When economist Steven D. Levitt and journalist Stephen J. Dubner teamed up to write the 2005 book Freakonomics: A Rogue Economist Explores the Hidden Side of Everything, the results were astonishing--a New York Times bestseller, the book sold over four million copies and became a genuine intellectual phenomenon. But the book--an exploration of economic theory in unexpected spheres--wouldn't seem a likely candidate for film adaptation. The makers of Freakonomics hit on an ingenious approach: get six filmmakers to create an omnibus documentary, each segment tackling a different section of the book. The results are, for the most part, exhilaratingly smart and engaging, a sly and entertaining look at some very heavy stuff.
Seth Gordon (director of the wonderful King of Kong) helms the picture's introduction and transitional segments, and he jumps right in (like a cannonball into a swimming pool) with a captivating segment on the comparative sale prices of the homes that real estate agents sell for others, and the prices they get when they sell their own. The sequence grabs us because the material is inherently interesting, and entertainingly presented, but also because Levitt and Dubner are so good together in their two-man interviews; they've got the rhythm and compatibility of a good comedy team. Most importantly, the section sets up the film's overriding theme: "If you can figure out what people's incentives are, you've got a good chance of figuring out how they're gonna behave."
The next segment, "A Roshanda By Any Other Name," is directed by Morgan Spurlock (Super Size Me), and deals in some intriguing ideas regarding causality in parenthood--specifically in relation to ethnic naming patterns. How does something as basic (and, for most, uncontrollable) as our very name affect our lot in life? Spurlock talks to scholars and average folks on the street (too many of them, frankly), and while the section is agreeable enough, it feels like quite an intellectual downshift compared to what precedes and follows it. Spurlock's visual playbook and narration are awfully cutesy, and he also makes the key mistake of not using the authors in his piece (he's the only director who leaves them out). As usual, even off-camera, Spurlock is the main character in his work.
Alex Gibney (Casino Jack and the United States f Money) directs the next segment, "Pure Corruption," which examines the strange outbreak of "match rigging" in the world of sumo wrestling. But the sequence is about more than that--Gibney is interested in the disparity between the surface and the truth, widening the scope of the story to include the recent financial meltdown, another instance of an institution's survival depending upon absolute deception. The sequence is complex, smart, and all but hypnotic; it draws unexpected connections and thought-provoking conclusions.

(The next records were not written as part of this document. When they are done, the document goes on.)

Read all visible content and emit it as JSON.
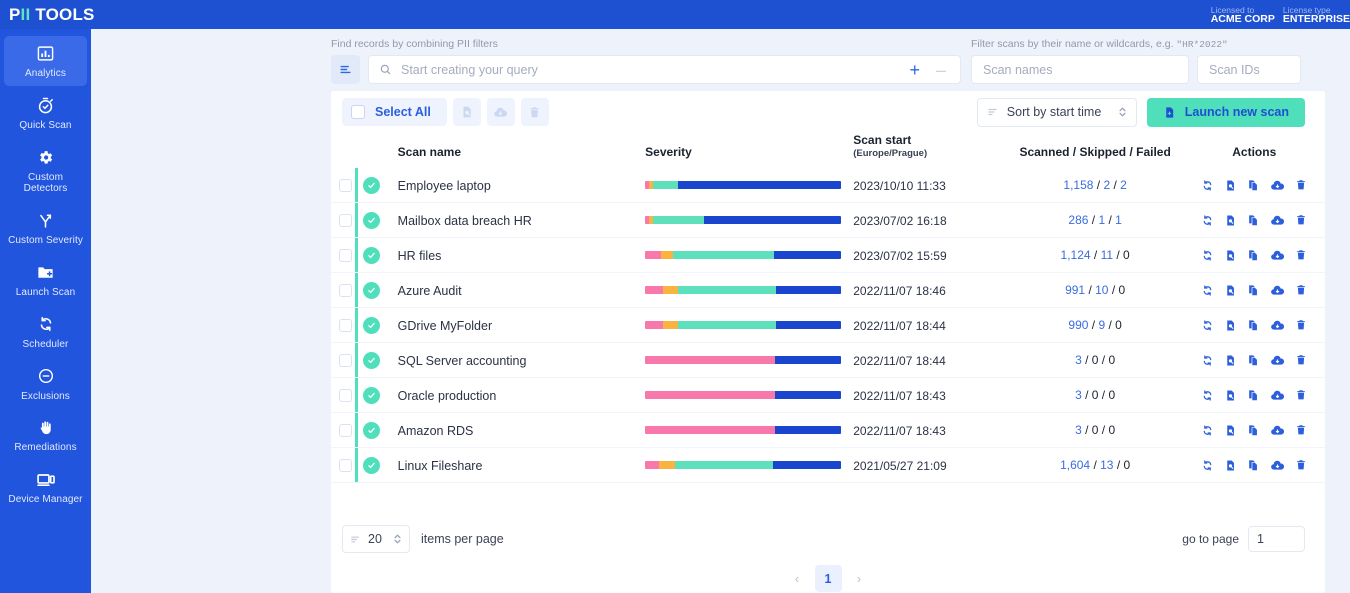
{
  "topbar": {
    "logo_prefix": "P",
    "logo_accent": "II",
    "logo_suffix": " TOOLS",
    "license": [
      {
        "label": "Licensed to",
        "value": "ACME CORP"
      },
      {
        "label": "License type",
        "value": "ENTERPRISE"
      }
    ]
  },
  "sidebar": {
    "items": [
      {
        "label": "Analytics",
        "icon": "chart-bar-icon",
        "active": true
      },
      {
        "label": "Quick Scan",
        "icon": "stopwatch-icon",
        "active": false
      },
      {
        "label": "Custom Detectors",
        "icon": "gear-icon",
        "active": false
      },
      {
        "label": "Custom Severity",
        "icon": "branch-icon",
        "active": false
      },
      {
        "label": "Launch Scan",
        "icon": "folder-plus-icon",
        "active": false
      },
      {
        "label": "Scheduler",
        "icon": "refresh-icon",
        "active": false
      },
      {
        "label": "Exclusions",
        "icon": "minus-circle-icon",
        "active": false
      },
      {
        "label": "Remediations",
        "icon": "hand-icon",
        "active": false
      },
      {
        "label": "Device Manager",
        "icon": "monitor-icon",
        "active": false
      }
    ]
  },
  "filters": {
    "query_hint": "Find records by combining PII filters",
    "query_placeholder": "Start creating your query",
    "query_value": "",
    "add_condition_label": "+",
    "remove_condition_label": "–",
    "scan_hint_prefix": "Filter scans by their name or wildcards, e.g. ",
    "scan_hint_example": "\"HR*2022\"",
    "scan_names_placeholder": "Scan names",
    "scan_names_value": "",
    "scan_ids_placeholder": "Scan IDs",
    "scan_ids_value": ""
  },
  "toolbar": {
    "select_all_label": "Select All",
    "disabled_actions": [
      "report-icon",
      "cloud-download-icon",
      "trash-icon"
    ],
    "sort_label": "Sort by start time",
    "launch_label": "Launch new scan"
  },
  "table": {
    "headers": {
      "scan_name": "Scan name",
      "severity": "Severity",
      "scan_start": "Scan start",
      "scan_start_tz": "(Europe/Prague)",
      "counts": "Scanned / Skipped / Failed",
      "actions": "Actions"
    },
    "row_action_icons": [
      "refresh-icon",
      "report-search-icon",
      "copy-icon",
      "cloud-download-icon",
      "trash-icon"
    ],
    "severity_colors": {
      "critical": "#f978ac",
      "high": "#f9b340",
      "medium": "#5fe0bd",
      "low": "#1a46cf"
    },
    "rows": [
      {
        "name": "Employee laptop",
        "status": "complete",
        "start": "2023/10/10 11:33",
        "scanned": "1,158",
        "skipped": "2",
        "failed": "2",
        "severity": {
          "critical": 2,
          "high": 2,
          "medium": 13,
          "low": 83
        }
      },
      {
        "name": "Mailbox data breach HR",
        "status": "complete",
        "start": "2023/07/02 16:18",
        "scanned": "286",
        "skipped": "1",
        "failed": "1",
        "severity": {
          "critical": 2,
          "high": 2,
          "medium": 26,
          "low": 70
        }
      },
      {
        "name": "HR files",
        "status": "complete",
        "start": "2023/07/02 15:59",
        "scanned": "1,124",
        "skipped": "11",
        "failed": "0",
        "severity": {
          "critical": 8,
          "high": 6,
          "medium": 52,
          "low": 34
        }
      },
      {
        "name": "Azure Audit",
        "status": "complete",
        "start": "2022/11/07 18:46",
        "scanned": "991",
        "skipped": "10",
        "failed": "0",
        "severity": {
          "critical": 9,
          "high": 8,
          "medium": 50,
          "low": 33
        }
      },
      {
        "name": "GDrive MyFolder",
        "status": "complete",
        "start": "2022/11/07 18:44",
        "scanned": "990",
        "skipped": "9",
        "failed": "0",
        "severity": {
          "critical": 9,
          "high": 8,
          "medium": 50,
          "low": 33
        }
      },
      {
        "name": "SQL Server accounting",
        "status": "complete",
        "start": "2022/11/07 18:44",
        "scanned": "3",
        "skipped": "0",
        "failed": "0",
        "severity": {
          "critical": 66,
          "high": 0,
          "medium": 0,
          "low": 34
        }
      },
      {
        "name": "Oracle production",
        "status": "complete",
        "start": "2022/11/07 18:43",
        "scanned": "3",
        "skipped": "0",
        "failed": "0",
        "severity": {
          "critical": 66,
          "high": 0,
          "medium": 0,
          "low": 34
        }
      },
      {
        "name": "Amazon RDS",
        "status": "complete",
        "start": "2022/11/07 18:43",
        "scanned": "3",
        "skipped": "0",
        "failed": "0",
        "severity": {
          "critical": 66,
          "high": 0,
          "medium": 0,
          "low": 34
        }
      },
      {
        "name": "Linux Fileshare",
        "status": "complete",
        "start": "2021/05/27 21:09",
        "scanned": "1,604",
        "skipped": "13",
        "failed": "0",
        "severity": {
          "critical": 7,
          "high": 8,
          "medium": 50,
          "low": 35
        }
      }
    ]
  },
  "footer": {
    "items_per_page_value": "20",
    "items_per_page_label": "items per page",
    "goto_label": "go to page",
    "goto_value": "1",
    "prev_label": "‹",
    "next_label": "›",
    "pages": [
      "1"
    ]
  }
}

"It's Not Always a Wonderful Life" is directed by Eugene Jarecki (Why We Fight), who works here in a knockout style that merges minimalist animation with new footage. He takes a look at the 1990s crime drop, first debunking the most oft-repeated causes of that decline, then using the contrary example of the rise in Romanian crime to arrive at a shocking but absolutely logical conclusion. It's a tremendous thesis (one that prompted understandable controversy in the book--I'll not disclose it here, since the reveal in the film is one of its finest moments), brilliantly presented.
The final section, "Can a Ninth Grader Be Bribed to Succeed?", is helmed by Heidi Ewing and Rachel Grady (Jesus Camp) and delves into the issue of incentives by documenting a University of Chicago "economic experiment" in which 900 Chicago Heights freshmen were offered the chance to win $50 per month for bringing their grades up to a C level. The filmmakers find two somewhat engaging subjects and track their progress; this section is a touch slight, but it has an undeniably entertaining component and some potent ideas percolating beneath its surface.
Of course, as with any multi-part, multiple-filmmaker project, there is a tendency to focus on whose segment you liked most and least (for the record: the Jarecki, and the Spurlock). The film is, as these projects often are, somewhat uneven. But it is consistently, enjoyably fascinating--as a film both about Levitt and Dubner, and about their ideas. Most of the segments highlight the authors to some degree; more than that, most have, at some point or another, Levitt speaking the movie's refrain: "I looked at the data..." By the end, it's almost like a laugh line, a running joke. You think one thing, you have one perception, but then you look at the data, and your whole position changes. Most movies don't do a lot of perception-shifting. Freakonomics, whatever its flaws, is brainy, fast-paced, intelligent fun.
Jason lives with his wife Rebekah and their daughter Lucy in New York. He holds an MA in Cultural Reporting and Criticism from NYU. He is film editor for Flavorwire and is a contributor to Salon, the Atlantic, and several other publications. His first book, Pulp Fiction: The Complete History of Quentin Tarantino's Masterpiece, was released last fall by Voyageur Press. He blogs at Fourth Row Center and is yet another critic with a Twitter feed.